Half-jokingly, I asked myself if Demand Waterfalls could have personalities. And if so, could I define a Waterfall Personality Test? And most importantly, once I understood a waterfall’s personality, could we create playbooks to identify and improve waterfall performance issues based on their personality pattern? The answer to all of these questions was yes!
Here’s a few interesting points about Demand Waterfall personalities:
? The predominant factor that impacts these personalities is conversion rates at key stages in the Demand Waterfall.
? The four key conversion rates map to key sub-processes in the aggregate lead management process measured by the Demand Waterfall. These sub-processes include automation qualification, teleprospecting qualification, sales qualification and sales close.
? To get a “personality rating” for a conversion point, organizations can compare their current performance against the benchmark – above average (A) or below average (B). Combine the four ratings to get a pattern, such as AABB.
? Understanding the net performance of the Demand Waterfall is critical. By multiplying the four key conversion rates, you’ll get a throughput rate. For example, a rate of 0.89 percent means that for every 1,000 inquiries fed into the top of the Demand Waterfall, 8.9 deals are created at the back end. So while individual conversion metrics are interesting, it’s ultimately the net throughput that’s important.
? Demand Waterfall processes are very closely linked; the output of one process (such as automation qualification) becomes the input to the next process. So if performance at the automation qualification stage is significantly above benchmark, the following stages are often below benchmark. If teleprospecting receives a high volume of unqualified leads, they will struggle to convert these to sales-ready leads at the expected conversion rates. In that case, you would see an “AB” in the first two stages of the pattern.
There’s one major difference between waterfall personalities and people’s personalities. While people have the same basic personality pattern for life, Demand Waterfall personalities can change.
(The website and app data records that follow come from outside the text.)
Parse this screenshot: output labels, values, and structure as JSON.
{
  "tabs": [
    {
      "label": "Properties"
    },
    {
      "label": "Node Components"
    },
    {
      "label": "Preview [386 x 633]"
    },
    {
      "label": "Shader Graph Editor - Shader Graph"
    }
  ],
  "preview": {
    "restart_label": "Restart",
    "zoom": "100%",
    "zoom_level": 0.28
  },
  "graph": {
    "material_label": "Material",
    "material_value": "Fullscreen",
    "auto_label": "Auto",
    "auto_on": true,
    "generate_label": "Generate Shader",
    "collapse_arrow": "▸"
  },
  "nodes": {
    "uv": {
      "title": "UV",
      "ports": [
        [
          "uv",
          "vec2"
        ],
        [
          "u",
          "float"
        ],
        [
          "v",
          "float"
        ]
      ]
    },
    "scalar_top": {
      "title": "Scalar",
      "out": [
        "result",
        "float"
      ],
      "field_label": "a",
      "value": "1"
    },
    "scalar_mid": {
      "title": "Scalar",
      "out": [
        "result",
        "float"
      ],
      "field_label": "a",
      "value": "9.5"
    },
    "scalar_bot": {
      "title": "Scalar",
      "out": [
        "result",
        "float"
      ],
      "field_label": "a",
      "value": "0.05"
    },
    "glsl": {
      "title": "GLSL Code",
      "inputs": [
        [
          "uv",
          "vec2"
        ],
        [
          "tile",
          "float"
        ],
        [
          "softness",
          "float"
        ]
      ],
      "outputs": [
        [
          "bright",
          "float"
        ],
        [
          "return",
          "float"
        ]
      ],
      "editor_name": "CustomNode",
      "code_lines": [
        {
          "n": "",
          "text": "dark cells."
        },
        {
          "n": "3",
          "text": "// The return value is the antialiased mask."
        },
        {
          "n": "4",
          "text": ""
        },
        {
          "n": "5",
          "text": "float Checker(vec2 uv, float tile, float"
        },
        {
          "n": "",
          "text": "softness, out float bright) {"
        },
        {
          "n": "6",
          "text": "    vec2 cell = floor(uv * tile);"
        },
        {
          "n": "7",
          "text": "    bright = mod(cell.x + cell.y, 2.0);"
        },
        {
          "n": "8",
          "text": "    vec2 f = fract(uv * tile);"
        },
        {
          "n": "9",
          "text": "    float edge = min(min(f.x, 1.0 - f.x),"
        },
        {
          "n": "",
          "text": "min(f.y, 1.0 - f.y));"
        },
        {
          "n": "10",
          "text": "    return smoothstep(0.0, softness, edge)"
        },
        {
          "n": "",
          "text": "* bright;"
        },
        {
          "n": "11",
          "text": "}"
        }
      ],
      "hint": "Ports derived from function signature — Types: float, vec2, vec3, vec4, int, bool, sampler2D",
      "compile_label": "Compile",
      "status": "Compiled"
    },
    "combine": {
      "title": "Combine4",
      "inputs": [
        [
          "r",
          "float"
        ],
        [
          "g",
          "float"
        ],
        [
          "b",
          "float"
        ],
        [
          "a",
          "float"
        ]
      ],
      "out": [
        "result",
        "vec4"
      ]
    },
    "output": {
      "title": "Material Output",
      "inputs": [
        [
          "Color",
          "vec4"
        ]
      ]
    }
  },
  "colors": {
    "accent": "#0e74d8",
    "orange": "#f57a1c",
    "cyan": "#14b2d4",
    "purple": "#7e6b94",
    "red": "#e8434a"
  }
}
The way to change them is by focusing very targeted process improvement initiatives (waterfall therapy!) to address conversion issues.
So if, for example, your Demand Waterfall is suffering from a severe case of teleprospecting qualified lead neglect, you can often fix this “personality flaw” by collaborating to better define lead definitions and implementing SLAs among marketing, teleprospecting and sales.
SiriusDecisions has developed a diagnostics methodology based on Demand Waterfall patterns. It includes tools to help identify your Demand Waterfall pattern, a set of hypotheses for each pattern based on the likely process issues, and additional data collection worksheets used to prove or disprove the hypothesis. Once the issue is fully identified, our analysts work with our clients to fix the problem, leveraging playbooks, our published research and targeted analyst inquiries.
The first step in the process is to identify your Demand Waterfall pattern. You can get an initial assessment by completing the preliminary waterfall pattern registration form here. You’ll receive a customized one-page analysis of your preliminary Demand Waterfall pattern, along with insight on possible issues. Your Demand Waterfall pattern is a great starting point in discussions with our analysts about how we can help you improve your sales and marketing performance.